= Source material =
※

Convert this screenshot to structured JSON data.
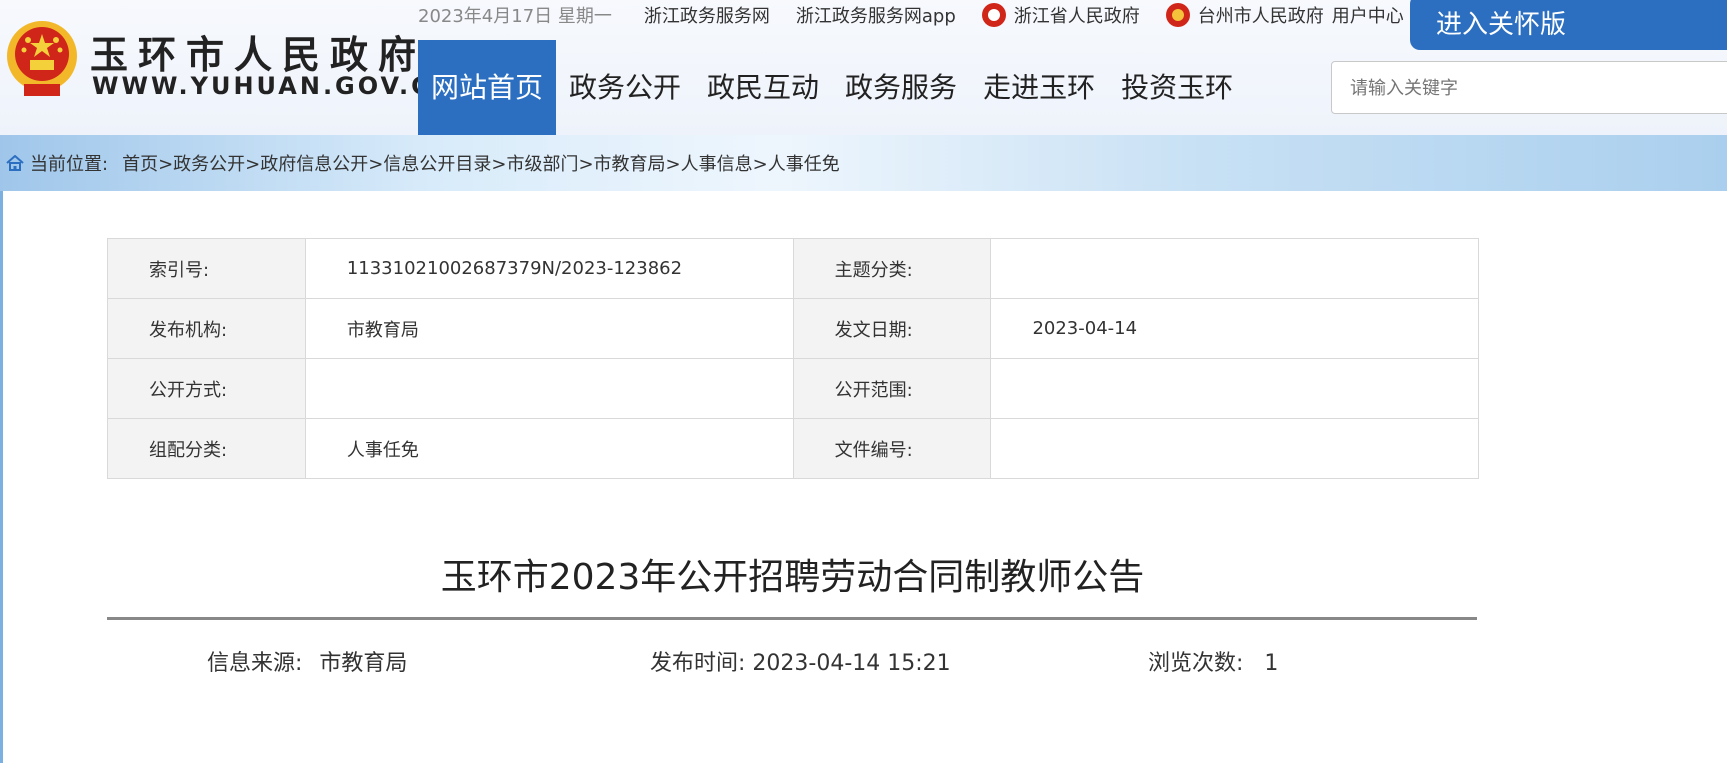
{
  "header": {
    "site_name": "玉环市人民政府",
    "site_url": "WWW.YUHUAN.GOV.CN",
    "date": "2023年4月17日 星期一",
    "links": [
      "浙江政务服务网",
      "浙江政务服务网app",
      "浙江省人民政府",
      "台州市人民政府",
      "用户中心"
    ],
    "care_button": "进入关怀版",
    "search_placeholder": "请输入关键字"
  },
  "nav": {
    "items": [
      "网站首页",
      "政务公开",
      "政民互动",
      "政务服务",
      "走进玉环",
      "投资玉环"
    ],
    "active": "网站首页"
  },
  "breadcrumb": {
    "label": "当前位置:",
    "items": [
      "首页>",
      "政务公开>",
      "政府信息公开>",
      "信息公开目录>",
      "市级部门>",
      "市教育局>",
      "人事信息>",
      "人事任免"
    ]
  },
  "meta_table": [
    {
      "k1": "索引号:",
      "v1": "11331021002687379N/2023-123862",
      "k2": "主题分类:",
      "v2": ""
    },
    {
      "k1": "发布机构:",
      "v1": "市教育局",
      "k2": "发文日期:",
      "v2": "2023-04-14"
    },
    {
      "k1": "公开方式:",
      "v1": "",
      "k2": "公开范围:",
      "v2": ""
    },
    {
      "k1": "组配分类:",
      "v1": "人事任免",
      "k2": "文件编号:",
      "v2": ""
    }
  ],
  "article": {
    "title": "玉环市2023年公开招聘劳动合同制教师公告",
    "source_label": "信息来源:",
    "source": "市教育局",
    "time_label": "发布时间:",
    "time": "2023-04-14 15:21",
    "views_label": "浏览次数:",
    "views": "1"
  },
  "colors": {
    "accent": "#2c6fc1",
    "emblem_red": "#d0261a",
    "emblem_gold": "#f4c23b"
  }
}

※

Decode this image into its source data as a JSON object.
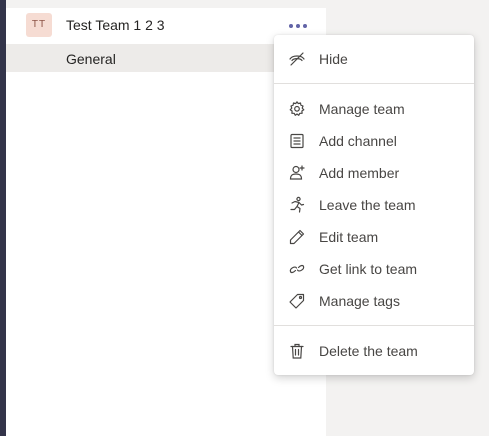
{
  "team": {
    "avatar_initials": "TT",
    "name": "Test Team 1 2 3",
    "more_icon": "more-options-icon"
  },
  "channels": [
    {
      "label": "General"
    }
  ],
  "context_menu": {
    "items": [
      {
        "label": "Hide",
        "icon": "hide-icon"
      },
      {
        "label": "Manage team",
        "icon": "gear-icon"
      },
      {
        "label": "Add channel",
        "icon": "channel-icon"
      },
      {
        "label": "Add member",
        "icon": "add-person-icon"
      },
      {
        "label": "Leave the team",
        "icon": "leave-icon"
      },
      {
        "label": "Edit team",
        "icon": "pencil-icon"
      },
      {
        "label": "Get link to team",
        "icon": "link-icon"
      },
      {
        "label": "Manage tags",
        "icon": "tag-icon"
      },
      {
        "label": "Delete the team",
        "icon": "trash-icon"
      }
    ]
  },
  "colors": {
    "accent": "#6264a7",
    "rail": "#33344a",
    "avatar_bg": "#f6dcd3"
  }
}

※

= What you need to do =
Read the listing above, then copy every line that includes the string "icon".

= Task solution =
    "more_icon": "more-options-icon"
        "icon": "hide-icon"
        "icon": "gear-icon"
        "icon": "channel-icon"
        "icon": "add-person-icon"
        "icon": "leave-icon"
        "icon": "pencil-icon"
        "icon": "link-icon"
        "icon": "tag-icon"
        "icon": "trash-icon"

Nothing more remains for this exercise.